┌─ ENTRIES SHOWN
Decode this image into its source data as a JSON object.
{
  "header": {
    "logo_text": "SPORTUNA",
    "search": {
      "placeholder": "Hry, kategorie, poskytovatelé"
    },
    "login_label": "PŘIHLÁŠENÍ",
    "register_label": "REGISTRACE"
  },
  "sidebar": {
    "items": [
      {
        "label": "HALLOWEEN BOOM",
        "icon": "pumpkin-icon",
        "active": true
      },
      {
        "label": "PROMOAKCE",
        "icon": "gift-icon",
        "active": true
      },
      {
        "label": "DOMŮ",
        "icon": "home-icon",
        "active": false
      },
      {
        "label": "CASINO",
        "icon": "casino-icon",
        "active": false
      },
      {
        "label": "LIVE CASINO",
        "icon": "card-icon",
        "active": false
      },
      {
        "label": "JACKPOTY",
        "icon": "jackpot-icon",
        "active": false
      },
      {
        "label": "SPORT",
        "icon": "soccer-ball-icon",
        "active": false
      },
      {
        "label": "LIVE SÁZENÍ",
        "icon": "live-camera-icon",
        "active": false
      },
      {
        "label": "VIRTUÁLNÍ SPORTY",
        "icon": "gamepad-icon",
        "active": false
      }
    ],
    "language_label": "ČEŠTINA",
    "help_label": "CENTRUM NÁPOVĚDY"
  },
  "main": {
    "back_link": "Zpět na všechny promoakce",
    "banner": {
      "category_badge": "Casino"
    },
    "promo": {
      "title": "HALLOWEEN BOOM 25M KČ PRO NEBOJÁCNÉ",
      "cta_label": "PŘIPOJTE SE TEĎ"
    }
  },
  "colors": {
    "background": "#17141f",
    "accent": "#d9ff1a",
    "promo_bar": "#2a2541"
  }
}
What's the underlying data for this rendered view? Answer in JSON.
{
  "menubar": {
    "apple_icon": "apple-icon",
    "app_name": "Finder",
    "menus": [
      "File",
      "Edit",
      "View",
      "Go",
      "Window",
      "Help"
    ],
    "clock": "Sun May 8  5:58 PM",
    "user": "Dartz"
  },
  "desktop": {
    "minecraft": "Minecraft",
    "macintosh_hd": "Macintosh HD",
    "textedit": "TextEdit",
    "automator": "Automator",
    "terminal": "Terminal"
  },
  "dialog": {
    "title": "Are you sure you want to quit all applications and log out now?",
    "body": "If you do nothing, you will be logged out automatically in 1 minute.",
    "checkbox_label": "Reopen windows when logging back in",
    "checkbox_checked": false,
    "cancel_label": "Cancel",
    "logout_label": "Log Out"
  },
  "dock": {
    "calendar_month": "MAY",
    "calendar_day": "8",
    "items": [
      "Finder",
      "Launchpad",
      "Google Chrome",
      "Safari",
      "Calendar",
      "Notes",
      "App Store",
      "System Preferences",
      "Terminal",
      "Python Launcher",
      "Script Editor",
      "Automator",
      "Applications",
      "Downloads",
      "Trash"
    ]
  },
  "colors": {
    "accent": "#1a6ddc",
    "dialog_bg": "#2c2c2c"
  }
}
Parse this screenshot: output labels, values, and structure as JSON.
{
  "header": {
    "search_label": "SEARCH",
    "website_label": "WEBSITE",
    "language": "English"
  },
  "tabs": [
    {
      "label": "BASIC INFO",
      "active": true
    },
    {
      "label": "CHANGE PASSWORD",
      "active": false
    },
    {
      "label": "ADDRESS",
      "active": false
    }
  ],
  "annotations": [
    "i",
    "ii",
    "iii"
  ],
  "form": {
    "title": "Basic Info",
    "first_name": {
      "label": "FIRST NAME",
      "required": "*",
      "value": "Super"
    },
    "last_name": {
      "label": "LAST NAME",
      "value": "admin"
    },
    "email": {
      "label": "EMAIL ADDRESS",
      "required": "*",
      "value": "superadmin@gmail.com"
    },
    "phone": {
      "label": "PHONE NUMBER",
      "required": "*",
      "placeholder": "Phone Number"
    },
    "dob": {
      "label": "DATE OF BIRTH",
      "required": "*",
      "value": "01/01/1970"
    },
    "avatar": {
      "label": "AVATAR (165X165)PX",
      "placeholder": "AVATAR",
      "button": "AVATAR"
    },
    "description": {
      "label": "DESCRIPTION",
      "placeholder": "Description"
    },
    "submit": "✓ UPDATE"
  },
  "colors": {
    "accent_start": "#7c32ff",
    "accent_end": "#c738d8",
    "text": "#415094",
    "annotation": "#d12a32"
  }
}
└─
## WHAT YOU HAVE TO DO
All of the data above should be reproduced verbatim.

## SOLUTION FOR THIS EXERCISE
Decode this image into its source data as a JSON object.
{
  "header": {
    "logo_text": "SPORTUNA",
    "search": {
      "placeholder": "Hry, kategorie, poskytovatelé"
    },
    "login_label": "PŘIHLÁŠENÍ",
    "register_label": "REGISTRACE"
  },
  "sidebar": {
    "items": [
      {
        "label": "HALLOWEEN BOOM",
        "icon": "pumpkin-icon",
        "active": true
      },
      {
        "label": "PROMOAKCE",
        "icon": "gift-icon",
        "active": true
      },
      {
        "label": "DOMŮ",
        "icon": "home-icon",
        "active": false
      },
      {
        "label": "CASINO",
        "icon": "casino-icon",
        "active": false
      },
      {
        "label": "LIVE CASINO",
        "icon": "card-icon",
        "active": false
      },
      {
        "label": "JACKPOTY",
        "icon": "jackpot-icon",
        "active": false
      },
      {
        "label": "SPORT",
        "icon": "soccer-ball-icon",
        "active": false
      },
      {
        "label": "LIVE SÁZENÍ",
        "icon": "live-camera-icon",
        "active": false
      },
      {
        "label": "VIRTUÁLNÍ SPORTY",
        "icon": "gamepad-icon",
        "active": false
      }
    ],
    "language_label": "ČEŠTINA",
    "help_label": "CENTRUM NÁPOVĚDY"
  },
  "main": {
    "back_link": "Zpět na všechny promoakce",
    "banner": {
      "category_badge": "Casino"
    },
    "promo": {
      "title": "HALLOWEEN BOOM 25M KČ PRO NEBOJÁCNÉ",
      "cta_label": "PŘIPOJTE SE TEĎ"
    }
  },
  "colors": {
    "background": "#17141f",
    "accent": "#d9ff1a",
    "promo_bar": "#2a2541"
  }
}
What's the underlying data for this rendered view? Answer in JSON.
{
  "menubar": {
    "apple_icon": "apple-icon",
    "app_name": "Finder",
    "menus": [
      "File",
      "Edit",
      "View",
      "Go",
      "Window",
      "Help"
    ],
    "clock": "Sun May 8  5:58 PM",
    "user": "Dartz"
  },
  "desktop": {
    "minecraft": "Minecraft",
    "macintosh_hd": "Macintosh HD",
    "textedit": "TextEdit",
    "automator": "Automator",
    "terminal": "Terminal"
  },
  "dialog": {
    "title": "Are you sure you want to quit all applications and log out now?",
    "body": "If you do nothing, you will be logged out automatically in 1 minute.",
    "checkbox_label": "Reopen windows when logging back in",
    "checkbox_checked": false,
    "cancel_label": "Cancel",
    "logout_label": "Log Out"
  },
  "dock": {
    "calendar_month": "MAY",
    "calendar_day": "8",
    "items": [
      "Finder",
      "Launchpad",
      "Google Chrome",
      "Safari",
      "Calendar",
      "Notes",
      "App Store",
      "System Preferences",
      "Terminal",
      "Python Launcher",
      "Script Editor",
      "Automator",
      "Applications",
      "Downloads",
      "Trash"
    ]
  },
  "colors": {
    "accent": "#1a6ddc",
    "dialog_bg": "#2c2c2c"
  }
}
Parse this screenshot: output labels, values, and structure as JSON.
{
  "header": {
    "search_label": "SEARCH",
    "website_label": "WEBSITE",
    "language": "English"
  },
  "tabs": [
    {
      "label": "BASIC INFO",
      "active": true
    },
    {
      "label": "CHANGE PASSWORD",
      "active": false
    },
    {
      "label": "ADDRESS",
      "active": false
    }
  ],
  "annotations": [
    "i",
    "ii",
    "iii"
  ],
  "form": {
    "title": "Basic Info",
    "first_name": {
      "label": "FIRST NAME",
      "required": "*",
      "value": "Super"
    },
    "last_name": {
      "label": "LAST NAME",
      "value": "admin"
    },
    "email": {
      "label": "EMAIL ADDRESS",
      "required": "*",
      "value": "superadmin@gmail.com"
    },
    "phone": {
      "label": "PHONE NUMBER",
      "required": "*",
      "placeholder": "Phone Number"
    },
    "dob": {
      "label": "DATE OF BIRTH",
      "required": "*",
      "value": "01/01/1970"
    },
    "avatar": {
      "label": "AVATAR (165X165)PX",
      "placeholder": "AVATAR",
      "button": "AVATAR"
    },
    "description": {
      "label": "DESCRIPTION",
      "placeholder": "Description"
    },
    "submit": "✓ UPDATE"
  },
  "colors": {
    "accent_start": "#7c32ff",
    "accent_end": "#c738d8",
    "text": "#415094",
    "annotation": "#d12a32"
  }
}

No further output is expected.